The Younger family ultimately survives because of the inner strength their mother has helped them attain, and because they are loved and loving. Near the end of the play, the author writes, "There is always something left to love. And if you ain't learned that, you ain't learned nothing" (Hansberry 135). Unfortunately, the Snopes family and their actions are not based on love. This family is rooted in hate and violence, which colors all the activities of the members of the family. On the run from town to town, they never have time to make friends or see their dreams realized. Their father is a bitter and violent man who only knows how to cause trouble and get even.

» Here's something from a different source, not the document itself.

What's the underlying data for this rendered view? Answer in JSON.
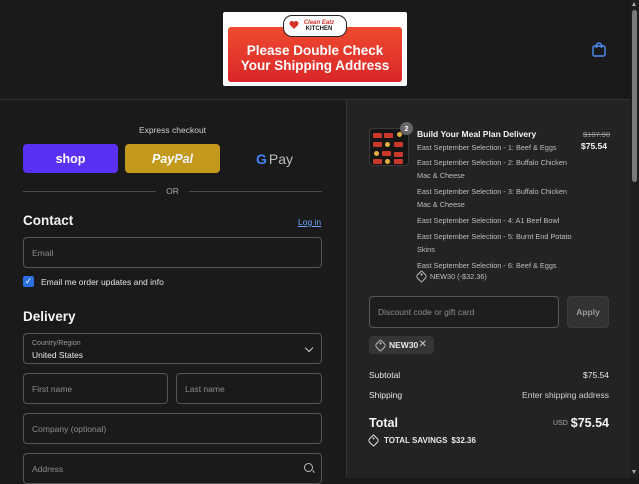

He even strikes his own children when they threaten him. Faulkner writes, "His father struck him with the flat of his hand on the side of the head, hard but without heat, exactly as he had struck the two mules at the store, exactly as he would strike either of them with any stick in order to kill a horse fly, his voice still without heat or anger" (Faulkner). Mama strikes Bennie too, but out of care, not hate, and that makes all the difference between the two families.
In conclusion, the main characters grow in these stories, and that gives them their power and importance. The young boy becomes a man in "Barn Burning," even though he betrays his family. He knows what is right and wrong, and knows he cannot hide his father's actions any more. He leaves the family but will grow to be a strong, confident man because of his experiences. Faulkner alludes to this when he…